Virtual pet franchise Neopets is getting into NFTs — a seemingly inevitable move for a site with a long and varied history that has spawned a dizzying array of merchandise and offshoots, from magazines and cards to mobile games and a (promised) animated series.
You may not be familiar with Neopets, but it was a staple for many who grew up online in the early to mid-2000s. The basic concept is that users adopt virtual pets, and then spend hours farming games and events to attain items and customize their little darlings. It sounds simple, but the site was hugely popular in its day (thanks in no small part to a thriving and addictive internal economy), boasting more than 30 million active users around 2005.
Neopets had more than 30 million users in its heyday but has long been in decline
Neopets has been in decline for a long time now, and it’s hard to get a handle on how many active users remain. The site itself is a wreck, due to Adobe ending support for Flash, which was used to code much of Neopets’ original functionality. But there remains a core of dedicated Neopians — active enough that the brand’s current owners, JumpStart Games, evidently thought it worth trying to wring a little crypto out of fond memories for the site.
In a press release, JumpStart says it’s partnering with blockchain firm Raydium to produce 20,500 “equally unique, algorithmically generated lovable Neopets NFTs with variable backgrounds, assets, clothing, and personality — 7 varying trait categories.” Samples of the NFTs in question show a handful of neopets in custom outfits on gradient backgrounds. It seems from JumpStart’s announcement that the NFTs will just be... regular NFTs — aka pictures that you can’t actually do anything with, apart from acquire for bragging rights.
The reaction from the Neopets community to the news has been overwhelmingly negative. Fansites like Jellyneo and Dress To Impress have strongly criticized the move, deriding it as a cynical cash grab, an environmentally destructive decision, and a launch that adds nothing to the core functionality of the site. “You can’t feed your NFT, read to it, battle with it, or customise it. It’s the #AntiNeopet,” tweeted the official Jellyneo account.

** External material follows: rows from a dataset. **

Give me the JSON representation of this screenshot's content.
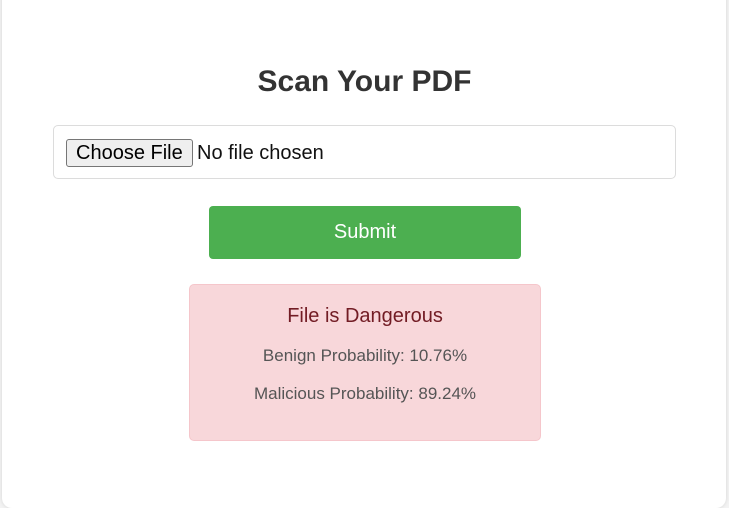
{
  "page": {
    "title": "Scan Your PDF"
  },
  "upload": {
    "choose_label": "Choose File",
    "status_text": "No file chosen"
  },
  "submit": {
    "label": "Submit",
    "color": "#4caf50"
  },
  "result": {
    "title": "File is Dangerous",
    "benign": "Benign Probability: 10.76%",
    "malicious": "Malicious Probability: 89.24%",
    "background_color": "#f8d7da",
    "text_color": "#721c24"
  }
}
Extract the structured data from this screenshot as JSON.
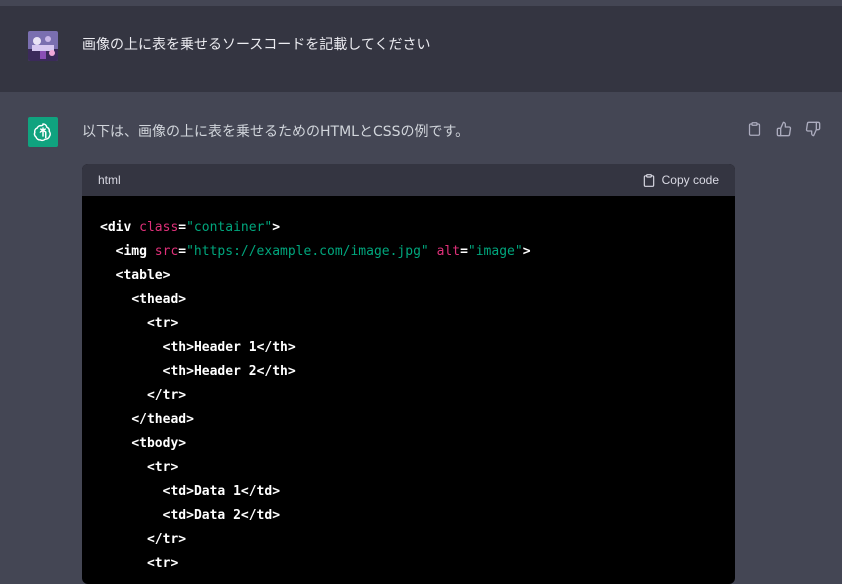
{
  "user_message": {
    "text": "画像の上に表を乗せるソースコードを記載してください",
    "avatar_icon": "user-avatar-image"
  },
  "assistant_message": {
    "text": "以下は、画像の上に表を乗せるためのHTMLとCSSの例です。",
    "avatar_icon": "openai-logo-icon",
    "accent_color": "#10a37f"
  },
  "actions": {
    "copy_icon": "clipboard-icon",
    "like_icon": "thumbs-up-icon",
    "dislike_icon": "thumbs-down-icon"
  },
  "code_block": {
    "language": "html",
    "copy_label": "Copy code",
    "lines": [
      [
        {
          "t": "tag",
          "v": "<div"
        },
        {
          "t": "plain",
          "v": " "
        },
        {
          "t": "attr",
          "v": "class"
        },
        {
          "t": "plain",
          "v": "="
        },
        {
          "t": "str",
          "v": "\"container\""
        },
        {
          "t": "tag",
          "v": ">"
        }
      ],
      [
        {
          "t": "plain",
          "v": "  "
        },
        {
          "t": "tag",
          "v": "<img"
        },
        {
          "t": "plain",
          "v": " "
        },
        {
          "t": "attr",
          "v": "src"
        },
        {
          "t": "plain",
          "v": "="
        },
        {
          "t": "str",
          "v": "\"https://example.com/image.jpg\""
        },
        {
          "t": "plain",
          "v": " "
        },
        {
          "t": "attr",
          "v": "alt"
        },
        {
          "t": "plain",
          "v": "="
        },
        {
          "t": "str",
          "v": "\"image\""
        },
        {
          "t": "tag",
          "v": ">"
        }
      ],
      [
        {
          "t": "plain",
          "v": "  "
        },
        {
          "t": "tag",
          "v": "<table>"
        }
      ],
      [
        {
          "t": "plain",
          "v": "    "
        },
        {
          "t": "tag",
          "v": "<thead>"
        }
      ],
      [
        {
          "t": "plain",
          "v": "      "
        },
        {
          "t": "tag",
          "v": "<tr>"
        }
      ],
      [
        {
          "t": "plain",
          "v": "        "
        },
        {
          "t": "tag",
          "v": "<th>"
        },
        {
          "t": "plain",
          "v": "Header 1"
        },
        {
          "t": "tag",
          "v": "</th>"
        }
      ],
      [
        {
          "t": "plain",
          "v": "        "
        },
        {
          "t": "tag",
          "v": "<th>"
        },
        {
          "t": "plain",
          "v": "Header 2"
        },
        {
          "t": "tag",
          "v": "</th>"
        }
      ],
      [
        {
          "t": "plain",
          "v": "      "
        },
        {
          "t": "tag",
          "v": "</tr>"
        }
      ],
      [
        {
          "t": "plain",
          "v": "    "
        },
        {
          "t": "tag",
          "v": "</thead>"
        }
      ],
      [
        {
          "t": "plain",
          "v": "    "
        },
        {
          "t": "tag",
          "v": "<tbody>"
        }
      ],
      [
        {
          "t": "plain",
          "v": "      "
        },
        {
          "t": "tag",
          "v": "<tr>"
        }
      ],
      [
        {
          "t": "plain",
          "v": "        "
        },
        {
          "t": "tag",
          "v": "<td>"
        },
        {
          "t": "plain",
          "v": "Data 1"
        },
        {
          "t": "tag",
          "v": "</td>"
        }
      ],
      [
        {
          "t": "plain",
          "v": "        "
        },
        {
          "t": "tag",
          "v": "<td>"
        },
        {
          "t": "plain",
          "v": "Data 2"
        },
        {
          "t": "tag",
          "v": "</td>"
        }
      ],
      [
        {
          "t": "plain",
          "v": "      "
        },
        {
          "t": "tag",
          "v": "</tr>"
        }
      ],
      [
        {
          "t": "plain",
          "v": "      "
        },
        {
          "t": "tag",
          "v": "<tr>"
        }
      ]
    ]
  },
  "colors": {
    "user_bg": "#343541",
    "assistant_bg": "#444654",
    "code_bg": "#000000",
    "code_header_bg": "#343541",
    "attr_color": "#df3079",
    "string_color": "#00a67d"
  }
}
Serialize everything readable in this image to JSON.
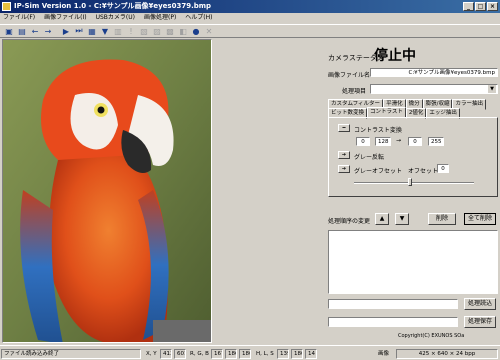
{
  "window": {
    "title": "IP-Sim Version 1.0  -  C:¥サンプル画像¥eyes0379.bmp",
    "minimize": "_",
    "maximize": "□",
    "close": "×"
  },
  "menu": [
    "ファイル(F)",
    "画像ファイル(I)",
    "USBカメラ(U)",
    "画像処理(P)",
    "ヘルプ(H)"
  ],
  "toolbar_icons": [
    "open-folder-icon",
    "save-icon",
    "back-arrow-icon",
    "forward-arrow-icon",
    "play-icon",
    "next-icon",
    "grid-icon",
    "filter-icon",
    "color-icon",
    "sample-icon",
    "tool-icon",
    "copy-icon",
    "paste-icon",
    "camera-icon",
    "record-icon",
    "info-icon"
  ],
  "status": {
    "label": "カメラステータス",
    "value": "停止中"
  },
  "file": {
    "label": "画像ファイル名",
    "value": "C:¥サンプル画像¥eyes0379.bmp"
  },
  "process": {
    "label": "処理項目",
    "value": ""
  },
  "tabs_row1": [
    "カスタムフィルター",
    "平滑化",
    "微分",
    "膨張/収縮",
    "カラー抽出"
  ],
  "tabs_row2": [
    "ビット数変換",
    "コントラスト",
    "2値化",
    "エッジ抽出"
  ],
  "contrast": {
    "label": "コントラスト変換",
    "in_low": "0",
    "in_high": "128",
    "arrow": "→",
    "out_low": "0",
    "out_high": "255",
    "gray_invert": "グレー反転",
    "gray_offset": "グレーオフセット",
    "offset_label": "オフセット",
    "offset_value": "0"
  },
  "order": {
    "label": "処理順序の変更",
    "up": "▲",
    "down": "▼",
    "delete": "削除",
    "delete_all": "全て削除"
  },
  "buttons": {
    "process_read": "処理読込",
    "process_save": "処理保存"
  },
  "copyright": "Copyright(C) EXUNOS SOa",
  "statusbar": {
    "message": "ファイル読み込み終了",
    "xy_label": "X, Y",
    "x": "413",
    "y": "601",
    "rgb_label": "R, G, B",
    "r": "167",
    "g": "186",
    "b": "180",
    "hls_label": "H, L, S",
    "h": "139",
    "l": "180",
    "s": "14",
    "img_label": "画像",
    "img_value": "425 × 640 × 24 bpp"
  }
}
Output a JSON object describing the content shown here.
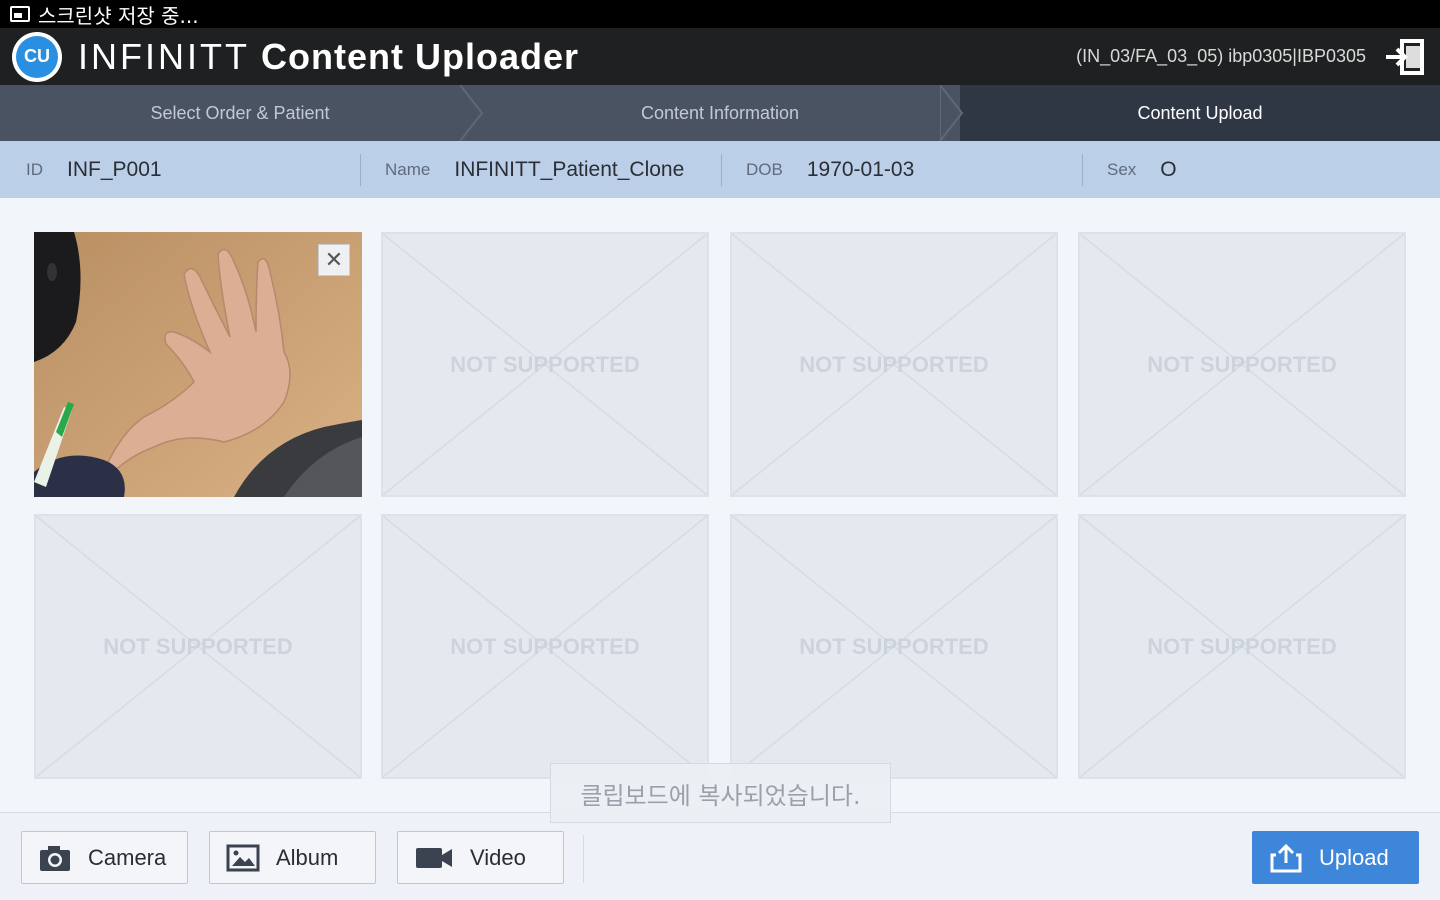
{
  "status_bar": {
    "text": "스크린샷 저장 중..."
  },
  "app": {
    "logo_text": "CU",
    "title_brand": "INFINITT",
    "title_rest": "Content Uploader",
    "user_info": "(IN_03/FA_03_05) ibp0305|IBP0305"
  },
  "steps": [
    {
      "label": "Select Order & Patient"
    },
    {
      "label": "Content Information"
    },
    {
      "label": "Content Upload"
    }
  ],
  "patient": {
    "id_label": "ID",
    "id_value": "INF_P001",
    "name_label": "Name",
    "name_value": "INFINITT_Patient_Clone",
    "dob_label": "DOB",
    "dob_value": "1970-01-03",
    "sex_label": "Sex",
    "sex_value": "O"
  },
  "tiles": {
    "not_supported": "NOT SUPPORTED",
    "remove_symbol": "✕"
  },
  "toast": "클립보드에 복사되었습니다.",
  "toolbar": {
    "camera_label": "Camera",
    "album_label": "Album",
    "video_label": "Video",
    "upload_label": "Upload"
  }
}
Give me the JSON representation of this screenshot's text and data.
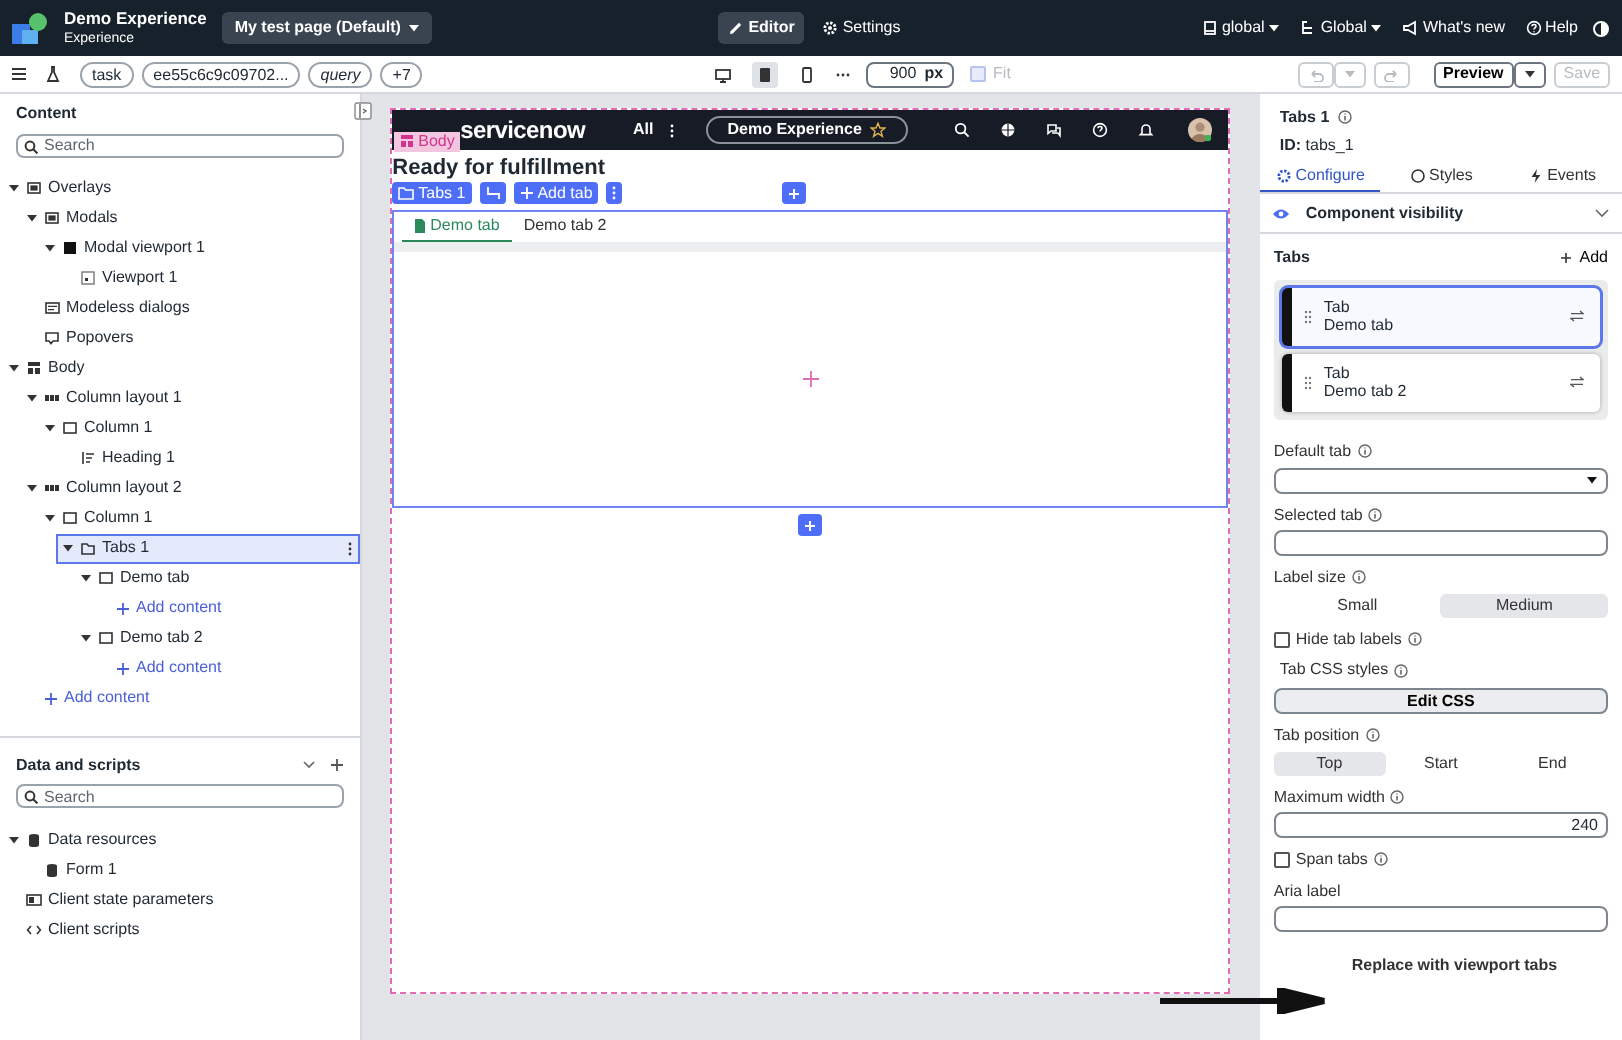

The Neopets team has responded to some of this criticism, as per a Q&A shared on Jellyneo, but their answers are not particularly convincing. For example, on the charge that NFTs are harmful to the environment, the company says that its partners Raydium and Solana “[strive] to be a more environmentally friendly NFT solution than competitors” — a fairly meaningless statement. (Data on the environmental impact of NFTs is hazy at best, but, as with much crypto activity, we know that minting NFTs is an extremely energy intensive activity.) Similarly, in response to the question “Why make NFTs?” JumpStart says it’s “looking for new opportunities to drive our brands and product forward into the future.” It’s a depressingly honest answer, but not one that is likely to endear the project to Neopians who associate the franchise with beloved and nostalgic memories of their youth.
It’s worth noting also, that for a brand as long-lived as Neopets, this isn’t even their first time round the NFT blockchain. It previously launched a trading card game powered by NFTs called Neopets Cryptoquest in 2018 which swiftly died out due to lack of interest. NFTs are, of course, a much bigger industry now than they were three years ago, but fans fear that whether or not this project lives has nothing to do with the long-term future of Neopets. As one representative post on the site’s subreddit notes: “TNT [The Neopets Team] isn’t going to fix the site. They’re going to milk it for what it has left and then close it for good.”
Perhaps this is simply the place of NFTs in a media landscape obsessed with the lingering value of “IP.” NFTs are a predator of last resort, sucking the remaining dregs of value from brands big and small in the name of financial efficiency. Will Neopets survive the embrace? The community’s certainly seen worse before, but the site is in decline in so many other ways (broken games and events; sporadic updates) that this might be the final straw. At any rate: this is a reminder to check on your neopets. They’re hungry and they miss you.